In the tournament’s first big upset, the seven-time Wimbledon Grand Slam champion Serena Williams was forced to retire from her match against Belarusian player Aliaksandra Sasnovich yesterday (June 29).
Williams was in tears as she left Centre Court following her injury on the grass – which took place just over thirty minutes into her match against Sasnovich.
She had come onto the court at the start of the match with her ankles and right thigh already bandaged, but keen to succeed in her attempt to claim her 24th Grand Slam and follow in the footsteps of retired Australian tennis star Margaret Court.
Ahead of his match today, Andy Murray posted on social media to make his feelings about the condition of the grass known.
He tweeted: “Brutal for @serenawilliams but centre court is extremely slippy out there.

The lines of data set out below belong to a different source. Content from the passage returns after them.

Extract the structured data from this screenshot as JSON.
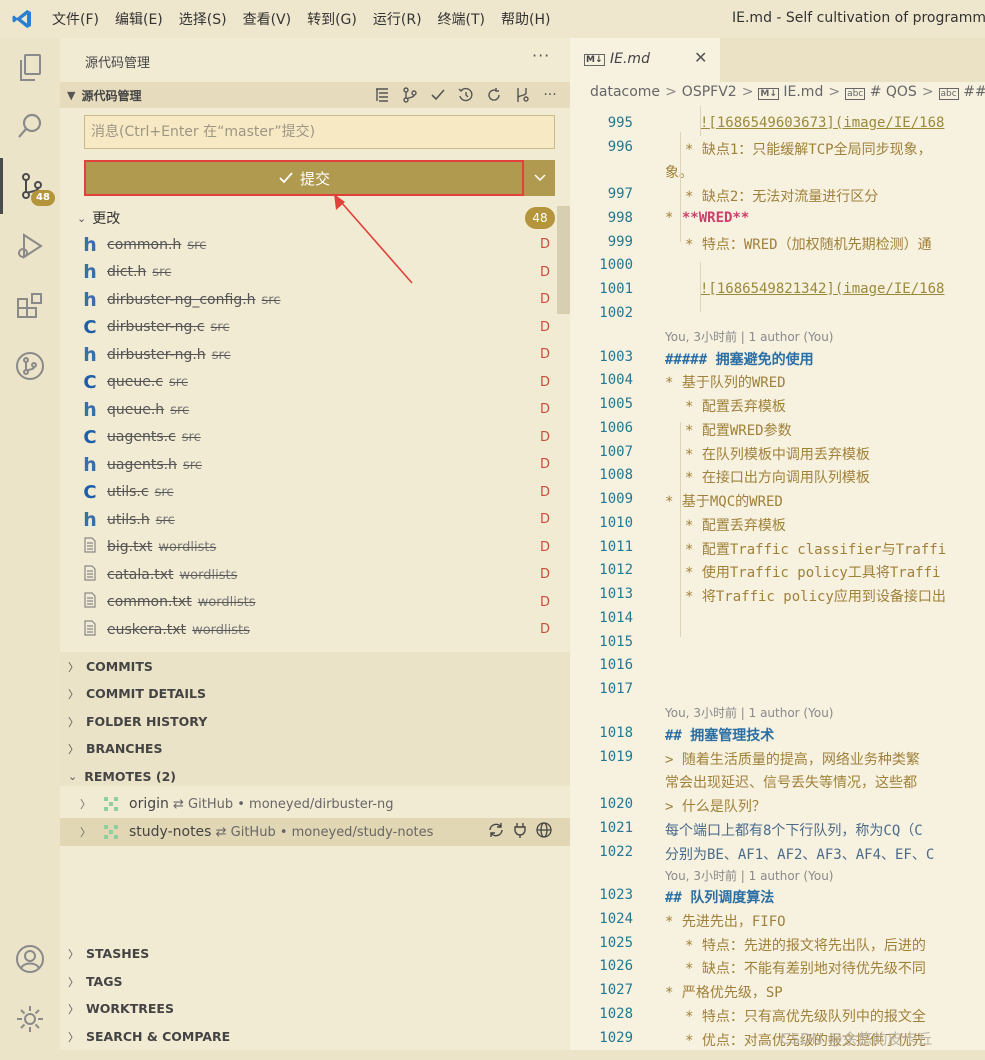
{
  "menu": {
    "items": [
      "文件(F)",
      "编辑(E)",
      "选择(S)",
      "查看(V)",
      "转到(G)",
      "运行(R)",
      "终端(T)",
      "帮助(H)"
    ],
    "window_title": "IE.md - Self cultivation of programmer"
  },
  "activity": {
    "badge": "48"
  },
  "sidebar": {
    "title": "源代码管理",
    "scm_label": "源代码管理",
    "message_placeholder": "消息(Ctrl+Enter 在“master”提交)",
    "commit_label": "提交",
    "changes_label": "更改",
    "changes_count": "48",
    "files": [
      {
        "icon": "h",
        "name": "common.h",
        "dir": "src",
        "status": "D"
      },
      {
        "icon": "h",
        "name": "dict.h",
        "dir": "src",
        "status": "D"
      },
      {
        "icon": "h",
        "name": "dirbuster-ng_config.h",
        "dir": "src",
        "status": "D"
      },
      {
        "icon": "C",
        "name": "dirbuster-ng.c",
        "dir": "src",
        "status": "D"
      },
      {
        "icon": "h",
        "name": "dirbuster-ng.h",
        "dir": "src",
        "status": "D"
      },
      {
        "icon": "C",
        "name": "queue.c",
        "dir": "src",
        "status": "D"
      },
      {
        "icon": "h",
        "name": "queue.h",
        "dir": "src",
        "status": "D"
      },
      {
        "icon": "C",
        "name": "uagents.c",
        "dir": "src",
        "status": "D"
      },
      {
        "icon": "h",
        "name": "uagents.h",
        "dir": "src",
        "status": "D"
      },
      {
        "icon": "C",
        "name": "utils.c",
        "dir": "src",
        "status": "D"
      },
      {
        "icon": "h",
        "name": "utils.h",
        "dir": "src",
        "status": "D"
      },
      {
        "icon": "txt",
        "name": "big.txt",
        "dir": "wordlists",
        "status": "D"
      },
      {
        "icon": "txt",
        "name": "catala.txt",
        "dir": "wordlists",
        "status": "D"
      },
      {
        "icon": "txt",
        "name": "common.txt",
        "dir": "wordlists",
        "status": "D"
      },
      {
        "icon": "txt",
        "name": "euskera.txt",
        "dir": "wordlists",
        "status": "D"
      }
    ],
    "sections_top": [
      "COMMITS",
      "COMMIT DETAILS",
      "FOLDER HISTORY",
      "BRANCHES"
    ],
    "remotes_label": "REMOTES (2)",
    "remotes": [
      {
        "name": "origin",
        "provider": "GitHub",
        "repo": "moneyed/dirbuster-ng"
      },
      {
        "name": "study-notes",
        "provider": "GitHub",
        "repo": "moneyed/study-notes"
      }
    ],
    "sections_bottom": [
      "STASHES",
      "TAGS",
      "WORKTREES",
      "SEARCH & COMPARE"
    ]
  },
  "editor": {
    "tab_label": "IE.md",
    "breadcrumbs": [
      "datacome",
      "OSPFV2",
      "IE.md",
      "# QOS",
      "##"
    ],
    "blame": "You, 3小时前 | 1 author (You)",
    "lines": {
      "995": "![1686549603673](image/IE/168",
      "996a": "* 缺点1：只能缓解TCP全局同步现象，",
      "996b": "象。",
      "997": "* 缺点2：无法对流量进行区分",
      "998": "**WRED**",
      "999": "* 特点：WRED（加权随机先期检测）通",
      "1001": "![1686549821342](image/IE/168",
      "1003": "##### 拥塞避免的使用",
      "1004": "* 基于队列的WRED",
      "1005": "* 配置丢弃模板",
      "1006": "* 配置WRED参数",
      "1007": "* 在队列模板中调用丢弃模板",
      "1008": "* 在接口出方向调用队列模板",
      "1009": "* 基于MQC的WRED",
      "1010": "* 配置丢弃模板",
      "1011": "* 配置Traffic classifier与Traffi",
      "1012": "* 使用Traffic policy工具将Traffi",
      "1013": "* 将Traffic policy应用到设备接口出",
      "1018": "## 拥塞管理技术",
      "1019a": "> 随着生活质量的提高，网络业务种类繁",
      "1019b": "常会出现延迟、信号丢失等情况，这些都",
      "1020": "> 什么是队列？",
      "1021": "每个端口上都有8个下行队列，称为CQ（C",
      "1022": "分别为BE、AF1、AF2、AF3、AF4、EF、C",
      "1023": "## 队列调度算法",
      "1024": "* 先进先出，FIFO",
      "1025": "* 特点：先进的报文将先出队，后进的",
      "1026": "* 缺点：不能有差别地对待优先级不同",
      "1027": "* 严格优先级，SP",
      "1028": "* 特点：只有高优先级队列中的报文全",
      "1029": "* 优点：对高优先级的报文提供了优先"
    }
  },
  "watermark": "CSDN @余悠的皮卡丘"
}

Not easy to move out there.”
Murray’s first match back on Centre Court on Monday (June 28) saw him slip and slide across the grass on several occasions before managing to successfully fend off top seeded Georgian tennis player Nikoloz Basilashvili in a triumphant return to Wimbledon.
Murray’s criticisms of the “extremely slippy” surface of Wimbledon’s main court came after Roger Federer narrowly beat Adrian Mannarino, who had retired from his own match not long before Serena Williams suffered her dramatic leg injury.

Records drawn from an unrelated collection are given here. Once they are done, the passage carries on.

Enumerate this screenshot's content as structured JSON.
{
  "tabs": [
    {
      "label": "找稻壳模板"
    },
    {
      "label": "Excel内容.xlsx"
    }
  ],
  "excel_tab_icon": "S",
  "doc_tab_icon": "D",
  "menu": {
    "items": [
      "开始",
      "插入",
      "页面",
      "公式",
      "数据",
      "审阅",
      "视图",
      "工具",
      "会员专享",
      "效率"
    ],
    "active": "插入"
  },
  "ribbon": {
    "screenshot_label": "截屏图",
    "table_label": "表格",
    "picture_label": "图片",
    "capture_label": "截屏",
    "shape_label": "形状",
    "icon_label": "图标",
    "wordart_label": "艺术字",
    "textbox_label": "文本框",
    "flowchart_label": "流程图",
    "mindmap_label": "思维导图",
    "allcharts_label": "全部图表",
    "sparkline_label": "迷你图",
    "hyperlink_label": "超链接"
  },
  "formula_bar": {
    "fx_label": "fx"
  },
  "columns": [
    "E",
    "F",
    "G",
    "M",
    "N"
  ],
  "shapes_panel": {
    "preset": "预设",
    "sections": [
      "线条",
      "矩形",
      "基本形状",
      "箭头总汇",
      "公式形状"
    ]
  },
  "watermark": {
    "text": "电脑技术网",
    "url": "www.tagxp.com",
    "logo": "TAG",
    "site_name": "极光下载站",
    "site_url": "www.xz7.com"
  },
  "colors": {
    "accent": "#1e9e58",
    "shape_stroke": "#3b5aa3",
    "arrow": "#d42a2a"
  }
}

Mannarino suffered a knee injury which left him unable to finish his match against Federer, with the Swiss star saying he “got lucky” in a tense match against the French player.
When asked about the condition of the court in his press conference last night (June 29), Federer said he felt it was “a tad more slippery under the roof” and that “you do have to move very, very carefully out there".
He added that the news of Williams’ retirement from the tournament was “terrible” and a reminder of the need to move with greater care on Wimbledon’s Centre Court.
Why is Centre Court so slippery?
While slippery grass at Wimbledon can often be pinned down to our dreary, soggy British weather, Centre Court is one of just two Wimbledon courts protected by a roof – meaning that the surface shouldn’t prove quite as slippery as other courts might.
However, the roof coverage can also lock more moisture into the court overnight – particularly following any rainy showers – meaning that this humid, moist atmosphere settles on the court’s grassy grounds.
Roger Federer also acknowledged that the grass at Wimbledon is known for being softer, as well as more damp, and so was a space where many international players can find themselves on tougher ground.
He stressed the need for players to control their movements more when playing at the British Championships and to be more mindful of the potential for slipping or struggling to control their motion as they might on other types of courts.
What are the types of tennis court surface?
In addition to the grass courts seen at Wimbledon and the Queen’s Club tournaments, there are three other types of tennis court surfaces.
Artificial grass, clay and hard courts are those commonly seen elsewhere around the world at different tennis championships.
‘Red clay’ court surfaces are perhaps best known for featuring at Roland Garros, also known as the French Open.
Clay courts can present a challenge for those who rely on big serves such as Roger Federer or Ivo Karlović – who did not qualify for this year’s Wimbledon but is known for delivering some of the fastest and greatest serves over recent years.
Hard courts are a feature of US and Australian Opens – where players like Serena and Venus Williams thrive.
Serena Williams has won 13 of her 23 total Grand Slams titles on the hard courts at the US and Australian Opens altogether.